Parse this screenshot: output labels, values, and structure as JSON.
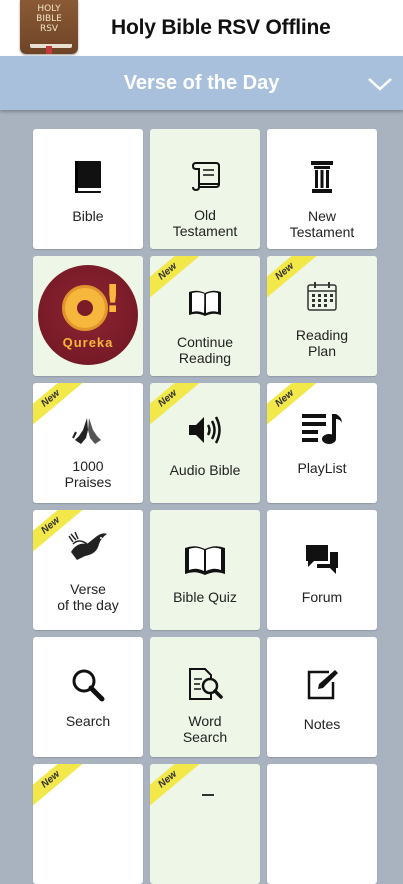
{
  "header": {
    "app_icon_text": "HOLY\nBIBLE\nRSV",
    "title": "Holy Bible RSV Offline"
  },
  "votd_bar": {
    "label": "Verse of the Day"
  },
  "badge_text": "New",
  "tiles": [
    {
      "label": "Bible",
      "icon": "book-icon",
      "new": false
    },
    {
      "label": "Old\nTestament",
      "icon": "scroll-icon",
      "new": false
    },
    {
      "label": "New\nTestament",
      "icon": "pillar-icon",
      "new": false
    },
    {
      "label": "",
      "icon": "qureka-logo",
      "brand_text": "Qureka",
      "new": false
    },
    {
      "label": "Continue\nReading",
      "icon": "open-book-icon",
      "new": true
    },
    {
      "label": "Reading\nPlan",
      "icon": "calendar-icon",
      "new": true
    },
    {
      "label": "1000\nPraises",
      "icon": "praying-hands-icon",
      "new": true
    },
    {
      "label": "Audio Bible",
      "icon": "speaker-icon",
      "new": true
    },
    {
      "label": "PlayList",
      "icon": "playlist-icon",
      "new": true
    },
    {
      "label": "Verse\nof the day",
      "icon": "dove-icon",
      "new": true
    },
    {
      "label": "Bible Quiz",
      "icon": "open-bible-icon",
      "new": false
    },
    {
      "label": "Forum",
      "icon": "chat-bubbles-icon",
      "new": false
    },
    {
      "label": "Search",
      "icon": "magnifier-icon",
      "new": false
    },
    {
      "label": "Word\nSearch",
      "icon": "document-search-icon",
      "new": false
    },
    {
      "label": "Notes",
      "icon": "edit-note-icon",
      "new": false
    }
  ],
  "partial_row_badges": [
    "New",
    "New"
  ]
}
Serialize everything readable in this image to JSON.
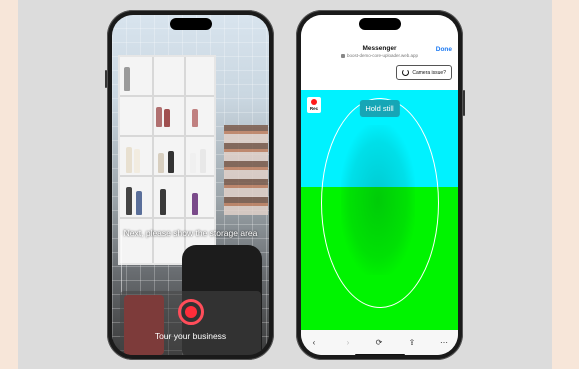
{
  "phone_left": {
    "caption": "Next, please show the storage area",
    "sheet_label": "Tour your business",
    "record_button_color": "#ff2d3a"
  },
  "phone_right": {
    "app_title": "Messenger",
    "url": "boost-demo-core-uploader.web.app",
    "done_label": "Done",
    "camera_issue_label": "Camera issue?",
    "rec_label": "Rec",
    "hold_still_label": "Hold still",
    "colors": {
      "top_band": "#00f2ff",
      "bottom_band": "#00f400",
      "hint_bg": "#16a6b6",
      "done_link": "#1d7af3"
    },
    "toolbar_icons": [
      "back-arrow-icon",
      "forward-arrow-icon",
      "refresh-icon",
      "share-icon",
      "more-icon"
    ]
  }
}
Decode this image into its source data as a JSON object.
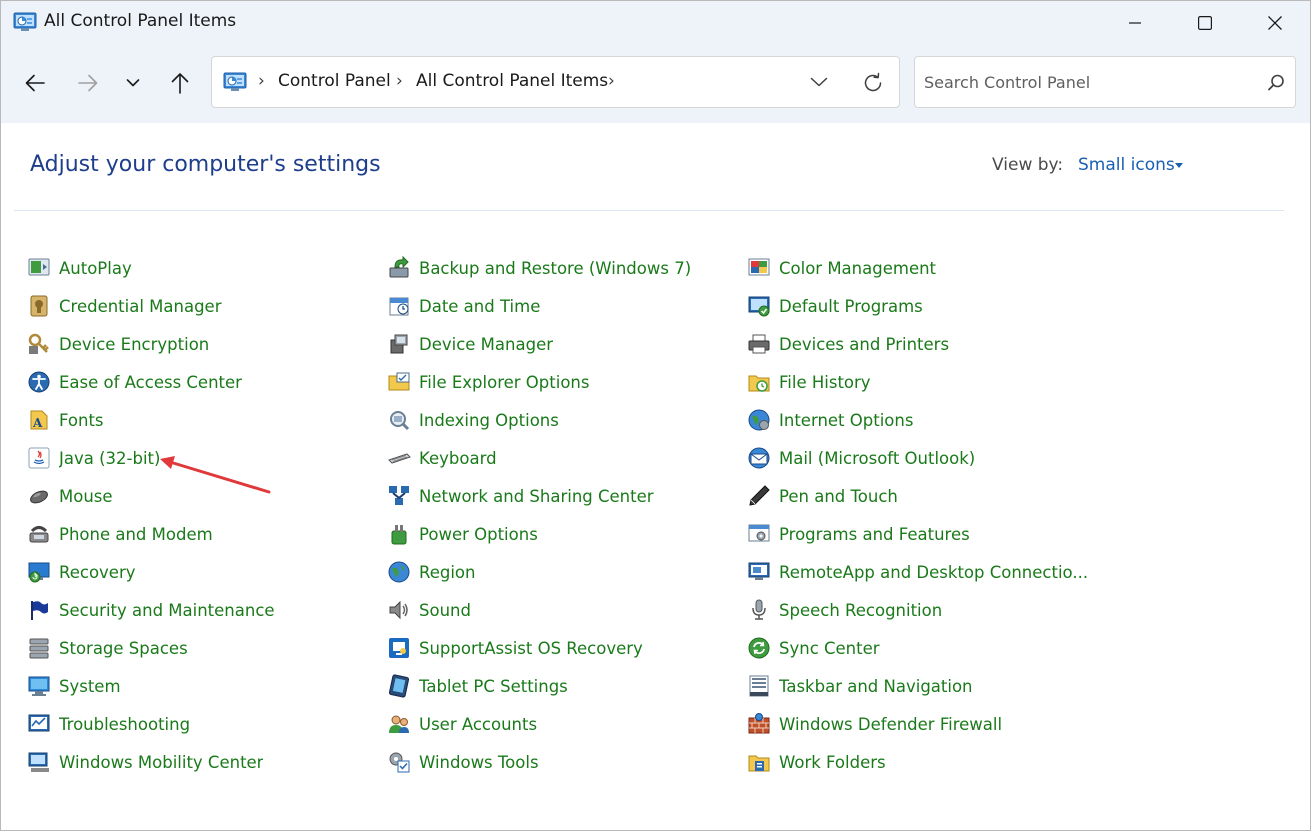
{
  "window": {
    "title": "All Control Panel Items"
  },
  "nav": {
    "breadcrumbs": [
      "Control Panel",
      "All Control Panel Items"
    ],
    "search_placeholder": "Search Control Panel"
  },
  "header": {
    "title": "Adjust your computer's settings",
    "viewby_label": "View by:",
    "viewby_value": "Small icons"
  },
  "columns": [
    [
      {
        "label": "AutoPlay",
        "icon": "autoplay-icon"
      },
      {
        "label": "Credential Manager",
        "icon": "credential-manager-icon"
      },
      {
        "label": "Device Encryption",
        "icon": "device-encryption-icon"
      },
      {
        "label": "Ease of Access Center",
        "icon": "ease-of-access-icon"
      },
      {
        "label": "Fonts",
        "icon": "fonts-icon"
      },
      {
        "label": "Java (32-bit)",
        "icon": "java-icon"
      },
      {
        "label": "Mouse",
        "icon": "mouse-icon"
      },
      {
        "label": "Phone and Modem",
        "icon": "phone-modem-icon"
      },
      {
        "label": "Recovery",
        "icon": "recovery-icon"
      },
      {
        "label": "Security and Maintenance",
        "icon": "flag-icon"
      },
      {
        "label": "Storage Spaces",
        "icon": "storage-spaces-icon"
      },
      {
        "label": "System",
        "icon": "system-icon"
      },
      {
        "label": "Troubleshooting",
        "icon": "troubleshooting-icon"
      },
      {
        "label": "Windows Mobility Center",
        "icon": "mobility-center-icon"
      }
    ],
    [
      {
        "label": "Backup and Restore (Windows 7)",
        "icon": "backup-restore-icon"
      },
      {
        "label": "Date and Time",
        "icon": "date-time-icon"
      },
      {
        "label": "Device Manager",
        "icon": "device-manager-icon"
      },
      {
        "label": "File Explorer Options",
        "icon": "folder-options-icon"
      },
      {
        "label": "Indexing Options",
        "icon": "indexing-icon"
      },
      {
        "label": "Keyboard",
        "icon": "keyboard-icon"
      },
      {
        "label": "Network and Sharing Center",
        "icon": "network-icon"
      },
      {
        "label": "Power Options",
        "icon": "power-icon"
      },
      {
        "label": "Region",
        "icon": "region-globe-icon"
      },
      {
        "label": "Sound",
        "icon": "sound-icon"
      },
      {
        "label": "SupportAssist OS Recovery",
        "icon": "supportassist-icon"
      },
      {
        "label": "Tablet PC Settings",
        "icon": "tablet-icon"
      },
      {
        "label": "User Accounts",
        "icon": "user-accounts-icon"
      },
      {
        "label": "Windows Tools",
        "icon": "windows-tools-icon"
      }
    ],
    [
      {
        "label": "Color Management",
        "icon": "color-management-icon"
      },
      {
        "label": "Default Programs",
        "icon": "default-programs-icon"
      },
      {
        "label": "Devices and Printers",
        "icon": "printer-icon"
      },
      {
        "label": "File History",
        "icon": "file-history-icon"
      },
      {
        "label": "Internet Options",
        "icon": "internet-options-icon"
      },
      {
        "label": "Mail (Microsoft Outlook)",
        "icon": "mail-icon"
      },
      {
        "label": "Pen and Touch",
        "icon": "pen-icon"
      },
      {
        "label": "Programs and Features",
        "icon": "programs-features-icon"
      },
      {
        "label": "RemoteApp and Desktop Connectio...",
        "icon": "remoteapp-icon"
      },
      {
        "label": "Speech Recognition",
        "icon": "microphone-icon"
      },
      {
        "label": "Sync Center",
        "icon": "sync-icon"
      },
      {
        "label": "Taskbar and Navigation",
        "icon": "taskbar-icon"
      },
      {
        "label": "Windows Defender Firewall",
        "icon": "firewall-icon"
      },
      {
        "label": "Work Folders",
        "icon": "work-folders-icon"
      }
    ]
  ],
  "colors": {
    "item_text": "#1a7a1a",
    "title_text": "#1e3e8c",
    "link_blue": "#1a5fb4",
    "chrome_bg": "#eef3f9",
    "annotation_arrow": "#e0393b"
  }
}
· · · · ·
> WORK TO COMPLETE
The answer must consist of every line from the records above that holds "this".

> REPLY TO THE EXERCISE
Parse this screenshot: output labels, values, and structure as JSON.
Serialize everything readable in this image to JSON.
Decode this image into its source data as a JSON object.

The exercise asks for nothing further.